While a row continues over three German tax inspectors who bought a secret CD containing information about tax evaders’ Swiss bank accounts, politicians have moved to try to regulate relations between the two countries over hidden money.
Germany’s finance ministry said it was happy to raise the top limit of taxation of German money held in Switzerland to 41 percent. The new deal should garner between €2 billion and €10 billion for German state coffers.
Although German tax dodgers will pay more, their anonymity will be preserved, the ministry confirmed.
The deal was criticised by the opposition centre left Social Democratic Party as irresponsible.

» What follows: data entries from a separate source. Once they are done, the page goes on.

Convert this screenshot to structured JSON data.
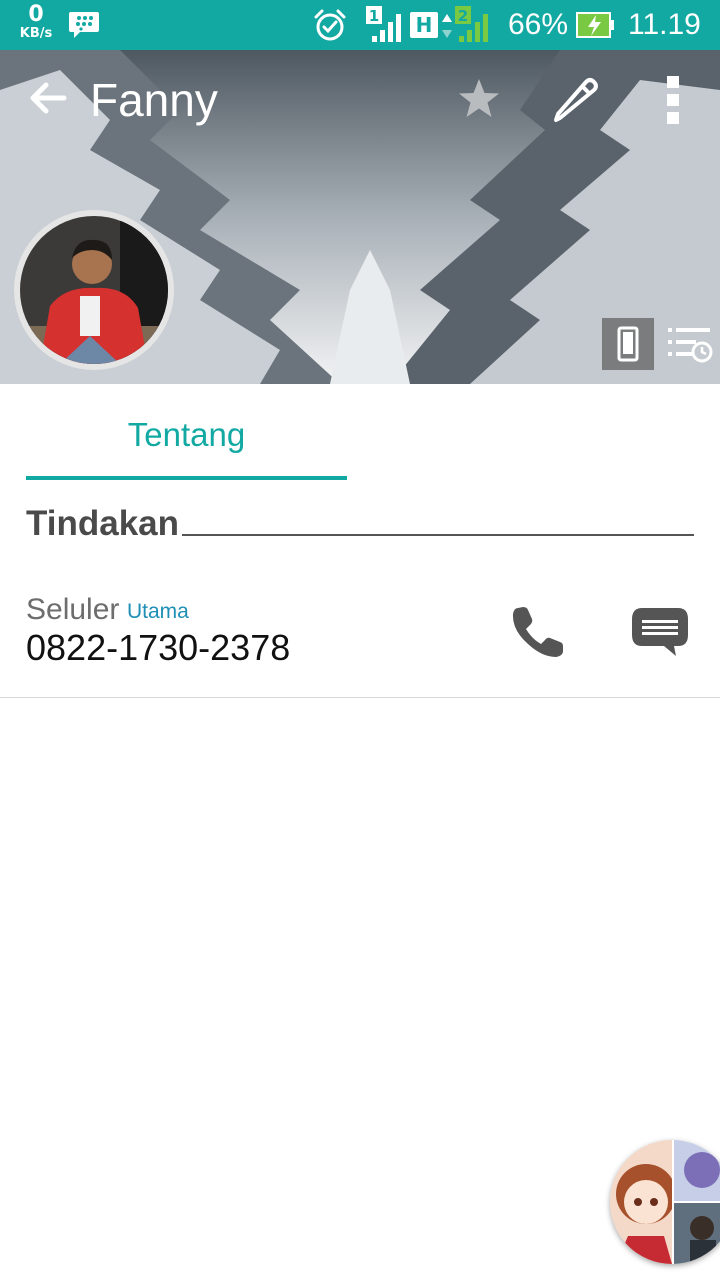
{
  "status_bar": {
    "speed_value": "0",
    "speed_unit": "KB/s",
    "sim1_label": "1",
    "network_type": "H",
    "sim2_label": "2",
    "battery_percent": "66%",
    "time": "11.19",
    "icons": [
      "bbm-icon",
      "alarm-icon",
      "signal-icon",
      "battery-charging-icon"
    ],
    "accent_color": "#13a9a3"
  },
  "header": {
    "contact_name": "Fanny",
    "icons": [
      "back-arrow-icon",
      "star-icon",
      "edit-pencil-icon",
      "more-vert-icon",
      "phone-device-icon",
      "call-history-icon"
    ]
  },
  "tabs": [
    {
      "label": "Tentang",
      "active": true
    }
  ],
  "section": {
    "title": "Tindakan"
  },
  "phone_entry": {
    "type": "Seluler",
    "tag": "Utama",
    "number": "0822-1730-2378",
    "icons": [
      "phone-call-icon",
      "message-icon"
    ]
  }
}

Party leader Sigmar Gabriel said it had far too many loop holes and amounted to a whitewash for Swiss bankers.
“There is no chance that we’ll support this,” he said, referring to vote needed from the upper house of parliament, the Bundesrat, to implement the law.
The two countries signed a deal in 2011 giving German taxpayers a one-off chance to make an anonymous lump sum tax payment, with the tax rate to vary between 19 and 34 percent of the assets.
That will be raised to between 21 and 41 percent after some German states rejected the first deal, saying it was too lax.
From 2013, a withholding tax of 26.375 percent – the same as in Germany – will also be levied on all future investment income and capital gains arising from assets held by German taxpayers in Switzerland.
In Germany the Greens and Social Democrats vowed to block the ratification of the “cut price” deal.
The accord aimed to end a dispute between the two neighbours that blew up into a major spat in July 2010 when German authorities raided branches of Credit Suisse bank after buying data on suspected tax dodgers.